● **Task brief**: The records below are to be returned exactly as written, minus their pictures.

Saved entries
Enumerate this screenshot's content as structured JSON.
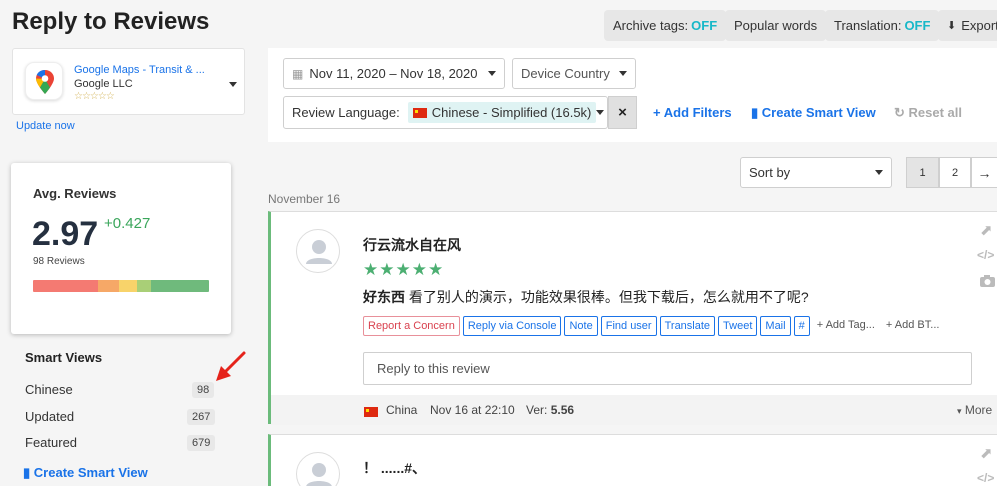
{
  "page": {
    "title": "Reply to Reviews"
  },
  "header_buttons": {
    "archive_label": "Archive tags:",
    "archive_state": "OFF",
    "popular_words": "Popular words",
    "translation_label": "Translation:",
    "translation_state": "OFF",
    "export": "Export"
  },
  "app": {
    "name": "Google Maps - Transit & ...",
    "developer": "Google LLC",
    "stars": "☆☆☆☆☆",
    "update_link": "Update now"
  },
  "avg_reviews": {
    "title": "Avg. Reviews",
    "value": "2.97",
    "delta": "+0.427",
    "count": "98 Reviews",
    "bar_colors": [
      "#f47a72",
      "#f6a867",
      "#f8d36a",
      "#a9cf77",
      "#6fba7c"
    ],
    "bar_fractions": [
      0.37,
      0.12,
      0.1,
      0.08,
      0.33
    ]
  },
  "smart_views": {
    "title": "Smart Views",
    "items": [
      {
        "label": "Chinese",
        "count": "98"
      },
      {
        "label": "Updated",
        "count": "267"
      },
      {
        "label": "Featured",
        "count": "679"
      }
    ],
    "create_label": "Create Smart View"
  },
  "filters": {
    "date_range": "Nov 11, 2020 – Nov 18, 2020",
    "device_country": "Device Country",
    "review_language_label": "Review Language:",
    "language_chip": "Chinese - Simplified (16.5k)",
    "clear": "×",
    "add_filters": "Add Filters",
    "create_smart_view": "Create Smart View",
    "reset_all": "Reset all"
  },
  "list": {
    "sort_by": "Sort by",
    "pages": [
      "1",
      "2"
    ],
    "next": "→",
    "date_group": "November 16"
  },
  "reviews": [
    {
      "title": "行云流水自在风",
      "stars": "★★★★★",
      "rating": 5,
      "body_bold": "好东西",
      "body": " 看了别人的演示，功能效果很棒。但我下载后，怎么就用不了呢?",
      "actions": [
        "Report a Concern",
        "Reply via Console",
        "Note",
        "Find user",
        "Translate",
        "Tweet",
        "Mail",
        "#"
      ],
      "add_tag": "+ Add Tag...",
      "add_bt": "+ Add BT...",
      "reply_placeholder": "Reply to this review",
      "country": "China",
      "date": "Nov 16 at 22:10",
      "version_label": "Ver:",
      "version": "5.56",
      "more": "More"
    },
    {
      "title": "！ ......#、"
    }
  ]
}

● **Output for this exercise**:
Enumerate this screenshot's content as structured JSON.
{
  "page": {
    "title": "Reply to Reviews"
  },
  "header_buttons": {
    "archive_label": "Archive tags:",
    "archive_state": "OFF",
    "popular_words": "Popular words",
    "translation_label": "Translation:",
    "translation_state": "OFF",
    "export": "Export"
  },
  "app": {
    "name": "Google Maps - Transit & ...",
    "developer": "Google LLC",
    "stars": "☆☆☆☆☆",
    "update_link": "Update now"
  },
  "avg_reviews": {
    "title": "Avg. Reviews",
    "value": "2.97",
    "delta": "+0.427",
    "count": "98 Reviews",
    "bar_colors": [
      "#f47a72",
      "#f6a867",
      "#f8d36a",
      "#a9cf77",
      "#6fba7c"
    ],
    "bar_fractions": [
      0.37,
      0.12,
      0.1,
      0.08,
      0.33
    ]
  },
  "smart_views": {
    "title": "Smart Views",
    "items": [
      {
        "label": "Chinese",
        "count": "98"
      },
      {
        "label": "Updated",
        "count": "267"
      },
      {
        "label": "Featured",
        "count": "679"
      }
    ],
    "create_label": "Create Smart View"
  },
  "filters": {
    "date_range": "Nov 11, 2020 – Nov 18, 2020",
    "device_country": "Device Country",
    "review_language_label": "Review Language:",
    "language_chip": "Chinese - Simplified (16.5k)",
    "clear": "×",
    "add_filters": "Add Filters",
    "create_smart_view": "Create Smart View",
    "reset_all": "Reset all"
  },
  "list": {
    "sort_by": "Sort by",
    "pages": [
      "1",
      "2"
    ],
    "next": "→",
    "date_group": "November 16"
  },
  "reviews": [
    {
      "title": "行云流水自在风",
      "stars": "★★★★★",
      "rating": 5,
      "body_bold": "好东西",
      "body": " 看了别人的演示，功能效果很棒。但我下载后，怎么就用不了呢?",
      "actions": [
        "Report a Concern",
        "Reply via Console",
        "Note",
        "Find user",
        "Translate",
        "Tweet",
        "Mail",
        "#"
      ],
      "add_tag": "+ Add Tag...",
      "add_bt": "+ Add BT...",
      "reply_placeholder": "Reply to this review",
      "country": "China",
      "date": "Nov 16 at 22:10",
      "version_label": "Ver:",
      "version": "5.56",
      "more": "More"
    },
    {
      "title": "！ ......#、"
    }
  ]
}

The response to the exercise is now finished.